### Exercise
Go through the entries and set each one down exactly.

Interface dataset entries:
-.-.-

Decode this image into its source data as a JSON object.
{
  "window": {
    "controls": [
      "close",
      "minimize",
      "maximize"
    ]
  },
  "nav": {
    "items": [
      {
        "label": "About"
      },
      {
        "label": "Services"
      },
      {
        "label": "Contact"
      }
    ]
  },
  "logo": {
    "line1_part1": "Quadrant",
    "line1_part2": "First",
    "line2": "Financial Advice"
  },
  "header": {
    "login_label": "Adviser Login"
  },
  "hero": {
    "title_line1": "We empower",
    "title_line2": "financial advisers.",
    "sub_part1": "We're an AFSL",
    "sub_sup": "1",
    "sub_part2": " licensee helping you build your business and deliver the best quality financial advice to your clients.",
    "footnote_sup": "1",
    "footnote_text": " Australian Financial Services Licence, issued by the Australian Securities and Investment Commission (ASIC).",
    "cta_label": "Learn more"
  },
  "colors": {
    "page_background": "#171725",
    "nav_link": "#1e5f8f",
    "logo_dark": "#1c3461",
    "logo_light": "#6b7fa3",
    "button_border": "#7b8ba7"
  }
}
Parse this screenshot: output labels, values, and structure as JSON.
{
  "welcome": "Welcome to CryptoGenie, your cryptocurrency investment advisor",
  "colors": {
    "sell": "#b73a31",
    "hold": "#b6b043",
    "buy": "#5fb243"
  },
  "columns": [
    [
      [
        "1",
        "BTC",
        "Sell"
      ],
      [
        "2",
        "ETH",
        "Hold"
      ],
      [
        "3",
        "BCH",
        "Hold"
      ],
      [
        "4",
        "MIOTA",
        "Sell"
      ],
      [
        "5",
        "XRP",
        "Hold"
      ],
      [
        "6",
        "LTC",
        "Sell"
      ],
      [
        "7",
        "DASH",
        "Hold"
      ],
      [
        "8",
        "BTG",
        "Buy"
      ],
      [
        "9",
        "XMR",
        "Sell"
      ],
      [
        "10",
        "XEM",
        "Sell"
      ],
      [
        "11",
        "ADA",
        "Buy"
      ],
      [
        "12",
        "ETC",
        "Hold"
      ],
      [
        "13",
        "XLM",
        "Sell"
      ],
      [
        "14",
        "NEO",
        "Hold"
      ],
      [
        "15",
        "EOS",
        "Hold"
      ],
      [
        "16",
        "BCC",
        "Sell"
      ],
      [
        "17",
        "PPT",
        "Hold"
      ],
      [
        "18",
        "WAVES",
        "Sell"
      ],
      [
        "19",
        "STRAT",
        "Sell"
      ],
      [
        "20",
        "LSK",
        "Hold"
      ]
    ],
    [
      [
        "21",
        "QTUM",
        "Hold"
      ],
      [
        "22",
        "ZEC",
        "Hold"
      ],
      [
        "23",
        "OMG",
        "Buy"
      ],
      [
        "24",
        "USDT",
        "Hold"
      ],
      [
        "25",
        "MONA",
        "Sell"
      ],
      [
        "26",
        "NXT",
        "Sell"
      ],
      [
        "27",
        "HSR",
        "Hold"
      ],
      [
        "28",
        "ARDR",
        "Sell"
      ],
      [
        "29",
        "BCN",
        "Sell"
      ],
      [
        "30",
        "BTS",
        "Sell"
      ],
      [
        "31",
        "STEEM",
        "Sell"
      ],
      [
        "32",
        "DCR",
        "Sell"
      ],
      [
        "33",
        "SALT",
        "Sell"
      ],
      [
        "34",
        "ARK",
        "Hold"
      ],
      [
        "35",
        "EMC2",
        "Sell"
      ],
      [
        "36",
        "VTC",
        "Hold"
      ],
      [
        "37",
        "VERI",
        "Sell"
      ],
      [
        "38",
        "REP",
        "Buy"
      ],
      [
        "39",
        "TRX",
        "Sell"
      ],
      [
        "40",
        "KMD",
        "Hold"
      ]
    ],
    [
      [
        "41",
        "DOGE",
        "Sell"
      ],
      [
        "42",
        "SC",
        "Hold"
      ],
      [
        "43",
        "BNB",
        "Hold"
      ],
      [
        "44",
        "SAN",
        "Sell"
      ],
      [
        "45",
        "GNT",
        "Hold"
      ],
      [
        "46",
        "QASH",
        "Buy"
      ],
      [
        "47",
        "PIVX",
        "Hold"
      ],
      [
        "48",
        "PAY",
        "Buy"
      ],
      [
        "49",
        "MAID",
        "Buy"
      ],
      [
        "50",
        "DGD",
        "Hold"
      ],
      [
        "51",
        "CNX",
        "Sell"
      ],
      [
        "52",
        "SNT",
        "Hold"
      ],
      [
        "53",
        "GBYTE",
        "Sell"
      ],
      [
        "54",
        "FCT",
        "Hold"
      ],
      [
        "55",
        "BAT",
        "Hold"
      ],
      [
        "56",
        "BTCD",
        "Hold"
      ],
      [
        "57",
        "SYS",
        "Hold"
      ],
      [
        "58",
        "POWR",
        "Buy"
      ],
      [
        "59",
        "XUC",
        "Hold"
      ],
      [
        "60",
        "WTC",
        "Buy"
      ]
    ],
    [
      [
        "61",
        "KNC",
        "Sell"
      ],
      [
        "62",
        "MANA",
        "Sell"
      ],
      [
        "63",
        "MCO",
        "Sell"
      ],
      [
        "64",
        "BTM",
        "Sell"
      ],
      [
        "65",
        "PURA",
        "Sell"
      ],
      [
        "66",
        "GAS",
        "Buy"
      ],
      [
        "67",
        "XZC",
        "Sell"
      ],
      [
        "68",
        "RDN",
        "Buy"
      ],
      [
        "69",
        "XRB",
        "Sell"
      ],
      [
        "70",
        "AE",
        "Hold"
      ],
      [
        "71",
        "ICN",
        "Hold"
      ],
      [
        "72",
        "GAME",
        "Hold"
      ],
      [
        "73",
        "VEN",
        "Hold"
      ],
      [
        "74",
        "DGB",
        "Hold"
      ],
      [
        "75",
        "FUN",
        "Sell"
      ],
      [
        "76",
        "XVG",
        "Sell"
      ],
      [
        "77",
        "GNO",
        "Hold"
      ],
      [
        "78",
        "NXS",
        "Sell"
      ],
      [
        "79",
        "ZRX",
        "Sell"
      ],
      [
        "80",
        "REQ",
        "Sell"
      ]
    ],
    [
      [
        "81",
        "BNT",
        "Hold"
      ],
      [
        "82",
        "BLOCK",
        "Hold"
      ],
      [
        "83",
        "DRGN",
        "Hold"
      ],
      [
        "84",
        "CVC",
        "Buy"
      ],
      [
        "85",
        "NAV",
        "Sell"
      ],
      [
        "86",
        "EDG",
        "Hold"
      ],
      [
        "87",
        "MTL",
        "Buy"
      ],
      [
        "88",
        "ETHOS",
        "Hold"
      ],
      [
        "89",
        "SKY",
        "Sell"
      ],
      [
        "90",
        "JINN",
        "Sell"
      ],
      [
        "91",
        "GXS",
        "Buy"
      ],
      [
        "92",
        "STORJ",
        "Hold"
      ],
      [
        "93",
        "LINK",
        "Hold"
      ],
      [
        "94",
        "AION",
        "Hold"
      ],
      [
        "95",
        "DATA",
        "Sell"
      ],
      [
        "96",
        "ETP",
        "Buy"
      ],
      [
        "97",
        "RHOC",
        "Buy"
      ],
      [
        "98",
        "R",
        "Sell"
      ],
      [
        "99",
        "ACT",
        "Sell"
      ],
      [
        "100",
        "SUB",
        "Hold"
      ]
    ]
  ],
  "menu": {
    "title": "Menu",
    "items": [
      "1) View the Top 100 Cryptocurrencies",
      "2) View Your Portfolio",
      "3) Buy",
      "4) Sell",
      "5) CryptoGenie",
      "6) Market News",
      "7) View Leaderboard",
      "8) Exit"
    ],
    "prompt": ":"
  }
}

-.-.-

### Solution to the exercise
Decode this image into its source data as a JSON object.
{
  "window": {
    "controls": [
      "close",
      "minimize",
      "maximize"
    ]
  },
  "nav": {
    "items": [
      {
        "label": "About"
      },
      {
        "label": "Services"
      },
      {
        "label": "Contact"
      }
    ]
  },
  "logo": {
    "line1_part1": "Quadrant",
    "line1_part2": "First",
    "line2": "Financial Advice"
  },
  "header": {
    "login_label": "Adviser Login"
  },
  "hero": {
    "title_line1": "We empower",
    "title_line2": "financial advisers.",
    "sub_part1": "We're an AFSL",
    "sub_sup": "1",
    "sub_part2": " licensee helping you build your business and deliver the best quality financial advice to your clients.",
    "footnote_sup": "1",
    "footnote_text": " Australian Financial Services Licence, issued by the Australian Securities and Investment Commission (ASIC).",
    "cta_label": "Learn more"
  },
  "colors": {
    "page_background": "#171725",
    "nav_link": "#1e5f8f",
    "logo_dark": "#1c3461",
    "logo_light": "#6b7fa3",
    "button_border": "#7b8ba7"
  }
}
Parse this screenshot: output labels, values, and structure as JSON.
{
  "welcome": "Welcome to CryptoGenie, your cryptocurrency investment advisor",
  "colors": {
    "sell": "#b73a31",
    "hold": "#b6b043",
    "buy": "#5fb243"
  },
  "columns": [
    [
      [
        "1",
        "BTC",
        "Sell"
      ],
      [
        "2",
        "ETH",
        "Hold"
      ],
      [
        "3",
        "BCH",
        "Hold"
      ],
      [
        "4",
        "MIOTA",
        "Sell"
      ],
      [
        "5",
        "XRP",
        "Hold"
      ],
      [
        "6",
        "LTC",
        "Sell"
      ],
      [
        "7",
        "DASH",
        "Hold"
      ],
      [
        "8",
        "BTG",
        "Buy"
      ],
      [
        "9",
        "XMR",
        "Sell"
      ],
      [
        "10",
        "XEM",
        "Sell"
      ],
      [
        "11",
        "ADA",
        "Buy"
      ],
      [
        "12",
        "ETC",
        "Hold"
      ],
      [
        "13",
        "XLM",
        "Sell"
      ],
      [
        "14",
        "NEO",
        "Hold"
      ],
      [
        "15",
        "EOS",
        "Hold"
      ],
      [
        "16",
        "BCC",
        "Sell"
      ],
      [
        "17",
        "PPT",
        "Hold"
      ],
      [
        "18",
        "WAVES",
        "Sell"
      ],
      [
        "19",
        "STRAT",
        "Sell"
      ],
      [
        "20",
        "LSK",
        "Hold"
      ]
    ],
    [
      [
        "21",
        "QTUM",
        "Hold"
      ],
      [
        "22",
        "ZEC",
        "Hold"
      ],
      [
        "23",
        "OMG",
        "Buy"
      ],
      [
        "24",
        "USDT",
        "Hold"
      ],
      [
        "25",
        "MONA",
        "Sell"
      ],
      [
        "26",
        "NXT",
        "Sell"
      ],
      [
        "27",
        "HSR",
        "Hold"
      ],
      [
        "28",
        "ARDR",
        "Sell"
      ],
      [
        "29",
        "BCN",
        "Sell"
      ],
      [
        "30",
        "BTS",
        "Sell"
      ],
      [
        "31",
        "STEEM",
        "Sell"
      ],
      [
        "32",
        "DCR",
        "Sell"
      ],
      [
        "33",
        "SALT",
        "Sell"
      ],
      [
        "34",
        "ARK",
        "Hold"
      ],
      [
        "35",
        "EMC2",
        "Sell"
      ],
      [
        "36",
        "VTC",
        "Hold"
      ],
      [
        "37",
        "VERI",
        "Sell"
      ],
      [
        "38",
        "REP",
        "Buy"
      ],
      [
        "39",
        "TRX",
        "Sell"
      ],
      [
        "40",
        "KMD",
        "Hold"
      ]
    ],
    [
      [
        "41",
        "DOGE",
        "Sell"
      ],
      [
        "42",
        "SC",
        "Hold"
      ],
      [
        "43",
        "BNB",
        "Hold"
      ],
      [
        "44",
        "SAN",
        "Sell"
      ],
      [
        "45",
        "GNT",
        "Hold"
      ],
      [
        "46",
        "QASH",
        "Buy"
      ],
      [
        "47",
        "PIVX",
        "Hold"
      ],
      [
        "48",
        "PAY",
        "Buy"
      ],
      [
        "49",
        "MAID",
        "Buy"
      ],
      [
        "50",
        "DGD",
        "Hold"
      ],
      [
        "51",
        "CNX",
        "Sell"
      ],
      [
        "52",
        "SNT",
        "Hold"
      ],
      [
        "53",
        "GBYTE",
        "Sell"
      ],
      [
        "54",
        "FCT",
        "Hold"
      ],
      [
        "55",
        "BAT",
        "Hold"
      ],
      [
        "56",
        "BTCD",
        "Hold"
      ],
      [
        "57",
        "SYS",
        "Hold"
      ],
      [
        "58",
        "POWR",
        "Buy"
      ],
      [
        "59",
        "XUC",
        "Hold"
      ],
      [
        "60",
        "WTC",
        "Buy"
      ]
    ],
    [
      [
        "61",
        "KNC",
        "Sell"
      ],
      [
        "62",
        "MANA",
        "Sell"
      ],
      [
        "63",
        "MCO",
        "Sell"
      ],
      [
        "64",
        "BTM",
        "Sell"
      ],
      [
        "65",
        "PURA",
        "Sell"
      ],
      [
        "66",
        "GAS",
        "Buy"
      ],
      [
        "67",
        "XZC",
        "Sell"
      ],
      [
        "68",
        "RDN",
        "Buy"
      ],
      [
        "69",
        "XRB",
        "Sell"
      ],
      [
        "70",
        "AE",
        "Hold"
      ],
      [
        "71",
        "ICN",
        "Hold"
      ],
      [
        "72",
        "GAME",
        "Hold"
      ],
      [
        "73",
        "VEN",
        "Hold"
      ],
      [
        "74",
        "DGB",
        "Hold"
      ],
      [
        "75",
        "FUN",
        "Sell"
      ],
      [
        "76",
        "XVG",
        "Sell"
      ],
      [
        "77",
        "GNO",
        "Hold"
      ],
      [
        "78",
        "NXS",
        "Sell"
      ],
      [
        "79",
        "ZRX",
        "Sell"
      ],
      [
        "80",
        "REQ",
        "Sell"
      ]
    ],
    [
      [
        "81",
        "BNT",
        "Hold"
      ],
      [
        "82",
        "BLOCK",
        "Hold"
      ],
      [
        "83",
        "DRGN",
        "Hold"
      ],
      [
        "84",
        "CVC",
        "Buy"
      ],
      [
        "85",
        "NAV",
        "Sell"
      ],
      [
        "86",
        "EDG",
        "Hold"
      ],
      [
        "87",
        "MTL",
        "Buy"
      ],
      [
        "88",
        "ETHOS",
        "Hold"
      ],
      [
        "89",
        "SKY",
        "Sell"
      ],
      [
        "90",
        "JINN",
        "Sell"
      ],
      [
        "91",
        "GXS",
        "Buy"
      ],
      [
        "92",
        "STORJ",
        "Hold"
      ],
      [
        "93",
        "LINK",
        "Hold"
      ],
      [
        "94",
        "AION",
        "Hold"
      ],
      [
        "95",
        "DATA",
        "Sell"
      ],
      [
        "96",
        "ETP",
        "Buy"
      ],
      [
        "97",
        "RHOC",
        "Buy"
      ],
      [
        "98",
        "R",
        "Sell"
      ],
      [
        "99",
        "ACT",
        "Sell"
      ],
      [
        "100",
        "SUB",
        "Hold"
      ]
    ]
  ],
  "menu": {
    "title": "Menu",
    "items": [
      "1) View the Top 100 Cryptocurrencies",
      "2) View Your Portfolio",
      "3) Buy",
      "4) Sell",
      "5) CryptoGenie",
      "6) Market News",
      "7) View Leaderboard",
      "8) Exit"
    ],
    "prompt": ":"
  }
}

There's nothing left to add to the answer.